1. The irreversibility of time has been a subject of continuous attention in physics, with various aspects of the problem being explored.
2. In quantum mechanics, time irreversibility emerges even on the level of a single evolving particle, and becomes even more complex with entangled particles.
3. The article demonstrates that the time-reversal complexity of a developed quantum state scales linearly with the dimension of the Hilbert space swept by the system in the course its forward time evolution, but can be artificially administered through a supersystem.
The article discusses the fundamental question of the origin of irreversibility of time in quantum mechanics. While it provides a comprehensive overview of previous research on the topic, it also presents new insights into the complexity of time reversal operations and their spontaneous emergence in nature.
One potential bias in the article is its focus on the limitations of natural systems to spontaneously reverse time, which may overlook potential technological advancements that could enable such reversals. Additionally, the article does not explore counterarguments or alternative perspectives on the topic, which could provide a more balanced view.
The article also lacks evidence for some of its claims, such as the assertion that a universal operation to reverse any arbitrary wave function does not exist in nature. While this may be true based on current knowledge, future discoveries could challenge this claim.

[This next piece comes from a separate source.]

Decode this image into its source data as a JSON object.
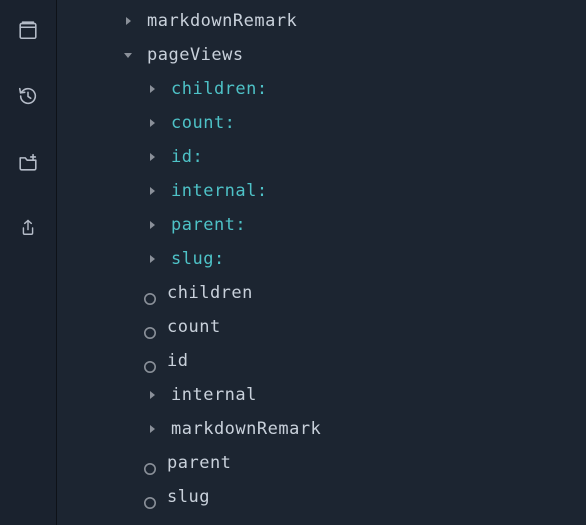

Furthermore, while the article notes potential risks associated with attempting to reverse time in quantum systems, it does not fully explore these risks or provide recommendations for mitigating them.
Overall, while the article provides valuable insights into the complexity of time reversal operations in quantum mechanics, it would benefit from a more balanced approach that considers alternative perspectives and acknowledges potential limitations and risks.